This makes the response of the UKIP leadership unfortunate, to say the least. Gerard Batten kicked off our response with a highly emotive piece on UKIP Daily. He stated:
The poisoning of Russian double agent Sergei Skripal and his daughter Yulia was almost certainly carried out on the orders of the Russian state.
Well no, as we have just explored, that is far from being ‘almost certain’. He went on to retell the story of the killing of Alexander Litvinenko, a murder it is more likely the Russian state WAS responsible for, sadly, his involvement with and closeness to that case seems to have coloured Mr Batten’s judgement in this case and severely, I would argue, blinded his objectivity. The UKIP Twitter account has run amok, even going so far as to retweet a blatantly fake news piece from The Independent. I strongly suspect that Gawain Towler, the former press officer who apparently is still doing some work pro-bono, is responsible for this not least because his Twitter timeline clearly shows a strong anti-Russia bias.

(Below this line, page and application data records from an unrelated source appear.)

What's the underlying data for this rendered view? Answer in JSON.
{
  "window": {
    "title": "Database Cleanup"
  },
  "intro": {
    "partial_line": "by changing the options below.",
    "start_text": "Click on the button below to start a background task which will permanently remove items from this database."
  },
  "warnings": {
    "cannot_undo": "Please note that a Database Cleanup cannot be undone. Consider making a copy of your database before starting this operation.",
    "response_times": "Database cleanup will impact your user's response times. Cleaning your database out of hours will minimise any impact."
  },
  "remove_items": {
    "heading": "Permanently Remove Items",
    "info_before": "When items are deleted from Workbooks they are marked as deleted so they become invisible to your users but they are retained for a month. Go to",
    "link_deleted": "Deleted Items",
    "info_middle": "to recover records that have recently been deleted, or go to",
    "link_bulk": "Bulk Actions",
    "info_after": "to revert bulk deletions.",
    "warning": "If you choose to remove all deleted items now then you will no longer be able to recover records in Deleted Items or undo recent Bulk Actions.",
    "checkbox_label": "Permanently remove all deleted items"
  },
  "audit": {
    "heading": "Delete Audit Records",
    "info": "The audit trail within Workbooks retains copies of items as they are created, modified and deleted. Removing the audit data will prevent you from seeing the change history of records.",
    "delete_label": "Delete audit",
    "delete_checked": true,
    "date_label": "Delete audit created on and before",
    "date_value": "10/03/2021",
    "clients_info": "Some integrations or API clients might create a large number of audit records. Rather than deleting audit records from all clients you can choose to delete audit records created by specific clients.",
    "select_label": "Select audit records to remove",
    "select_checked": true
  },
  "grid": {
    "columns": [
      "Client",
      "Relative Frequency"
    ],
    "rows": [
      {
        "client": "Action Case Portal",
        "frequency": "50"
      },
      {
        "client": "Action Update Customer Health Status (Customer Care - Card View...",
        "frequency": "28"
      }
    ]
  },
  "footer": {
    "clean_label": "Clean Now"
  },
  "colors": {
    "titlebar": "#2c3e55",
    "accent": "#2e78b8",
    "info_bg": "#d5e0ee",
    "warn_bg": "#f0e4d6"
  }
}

This would be bad enough but then we come to the piece of nonsense shown below:
UKIP MEPS withdraw from Russian Presidential Election Scrutinyhttps://t.co/Nol7Kl8wi0
— UKIP (@UKIP) 15 March 2018
Getting somewhat ahead of itself, the UKIP leadership has decided to impose its own set of diplomatic sanctions on the Russian regime. However, since the purpose of this monitoring is to ensure that the elections are free and fair and not gamed by Putin, one cannot help but think we just as a Party cut off our nose to spite our face.
Put simply, we have placed ourselves in the invidious position of siding with the British state when it appears that this state is a potentially very short distance away from being exposed as a warmongering liar which has fabricated a false allegation of murder probably to the nefarious end of keeping us well and truly hog-tied to the European Union through common security agencies and maybe even somehow involved in a common defence force. We are conniving in that sense in its betrayal of the British people. Forget Putin, jurisprudence and indeed loyalty to the truth demand that the British government is held properly to account over this issue. If we lose sight of that then we are in serious danger of dooming ourselves as a Party, now should be the time that we return to objectivity and serve those two principles rather than the sinister agenda of Mrs May and the British government.